- **DATA FOR THIS EXERCISE**
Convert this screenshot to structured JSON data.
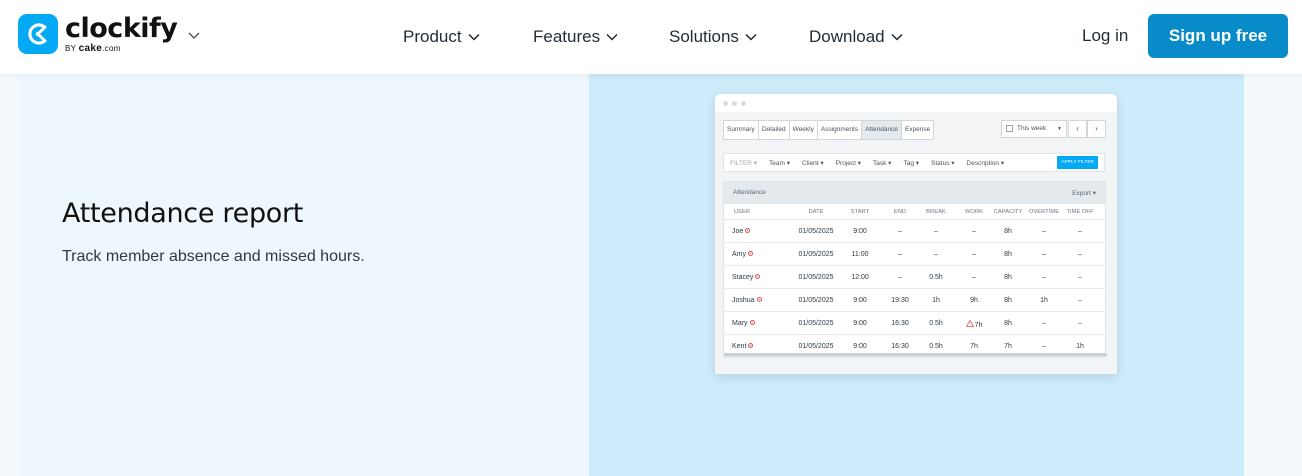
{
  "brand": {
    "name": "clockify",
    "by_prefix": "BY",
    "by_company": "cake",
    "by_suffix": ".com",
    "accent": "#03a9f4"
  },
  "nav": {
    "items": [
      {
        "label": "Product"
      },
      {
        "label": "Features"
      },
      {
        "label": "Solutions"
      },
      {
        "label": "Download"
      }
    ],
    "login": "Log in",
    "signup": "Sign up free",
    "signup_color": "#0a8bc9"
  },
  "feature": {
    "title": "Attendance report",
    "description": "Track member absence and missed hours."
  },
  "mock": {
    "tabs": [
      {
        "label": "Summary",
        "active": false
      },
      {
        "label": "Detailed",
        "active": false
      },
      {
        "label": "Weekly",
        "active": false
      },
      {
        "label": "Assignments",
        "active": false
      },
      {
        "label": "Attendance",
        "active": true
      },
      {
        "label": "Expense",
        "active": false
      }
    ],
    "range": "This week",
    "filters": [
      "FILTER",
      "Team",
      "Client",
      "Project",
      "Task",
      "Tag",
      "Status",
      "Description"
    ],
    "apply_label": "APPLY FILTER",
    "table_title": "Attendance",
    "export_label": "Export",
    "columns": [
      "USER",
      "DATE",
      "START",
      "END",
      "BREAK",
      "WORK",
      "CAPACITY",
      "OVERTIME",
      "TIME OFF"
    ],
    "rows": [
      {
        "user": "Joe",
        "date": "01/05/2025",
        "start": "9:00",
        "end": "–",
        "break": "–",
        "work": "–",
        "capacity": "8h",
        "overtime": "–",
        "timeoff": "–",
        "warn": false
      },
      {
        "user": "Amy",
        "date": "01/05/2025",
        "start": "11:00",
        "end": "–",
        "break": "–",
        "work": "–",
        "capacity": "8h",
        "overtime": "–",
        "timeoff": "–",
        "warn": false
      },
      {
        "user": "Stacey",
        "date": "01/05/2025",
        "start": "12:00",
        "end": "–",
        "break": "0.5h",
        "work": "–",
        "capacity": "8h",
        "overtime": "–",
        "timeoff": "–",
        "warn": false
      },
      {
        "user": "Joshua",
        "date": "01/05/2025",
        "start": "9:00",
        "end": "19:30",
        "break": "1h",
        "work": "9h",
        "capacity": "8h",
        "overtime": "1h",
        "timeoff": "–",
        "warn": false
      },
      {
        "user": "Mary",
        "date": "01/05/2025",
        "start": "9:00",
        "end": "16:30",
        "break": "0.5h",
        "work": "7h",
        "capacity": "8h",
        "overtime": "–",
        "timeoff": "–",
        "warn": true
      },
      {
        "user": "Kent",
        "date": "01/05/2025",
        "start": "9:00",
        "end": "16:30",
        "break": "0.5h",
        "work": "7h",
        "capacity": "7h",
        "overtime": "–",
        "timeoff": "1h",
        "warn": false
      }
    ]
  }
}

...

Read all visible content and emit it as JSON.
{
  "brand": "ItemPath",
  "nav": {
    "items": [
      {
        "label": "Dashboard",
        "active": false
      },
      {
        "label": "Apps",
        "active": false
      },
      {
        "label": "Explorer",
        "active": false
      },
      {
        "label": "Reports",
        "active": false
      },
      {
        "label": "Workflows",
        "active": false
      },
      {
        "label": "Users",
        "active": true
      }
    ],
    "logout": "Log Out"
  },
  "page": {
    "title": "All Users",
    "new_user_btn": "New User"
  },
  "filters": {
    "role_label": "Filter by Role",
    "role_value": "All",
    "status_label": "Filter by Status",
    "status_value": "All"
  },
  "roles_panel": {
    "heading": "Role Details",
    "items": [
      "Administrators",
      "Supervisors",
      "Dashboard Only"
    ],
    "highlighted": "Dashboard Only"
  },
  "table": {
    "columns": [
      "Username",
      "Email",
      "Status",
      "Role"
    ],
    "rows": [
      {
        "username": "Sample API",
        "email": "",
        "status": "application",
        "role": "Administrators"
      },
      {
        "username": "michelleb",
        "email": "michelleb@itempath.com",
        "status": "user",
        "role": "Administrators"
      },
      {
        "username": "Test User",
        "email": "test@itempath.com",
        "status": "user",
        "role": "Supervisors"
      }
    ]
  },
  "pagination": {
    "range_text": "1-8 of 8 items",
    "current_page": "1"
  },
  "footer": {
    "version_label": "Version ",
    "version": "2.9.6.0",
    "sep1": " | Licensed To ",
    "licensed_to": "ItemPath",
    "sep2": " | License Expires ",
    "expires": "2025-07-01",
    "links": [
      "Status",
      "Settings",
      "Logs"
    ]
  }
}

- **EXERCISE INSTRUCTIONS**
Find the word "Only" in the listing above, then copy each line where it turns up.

- **TASK OUTPUT**
      "Dashboard Only"
    "highlighted": "Dashboard Only"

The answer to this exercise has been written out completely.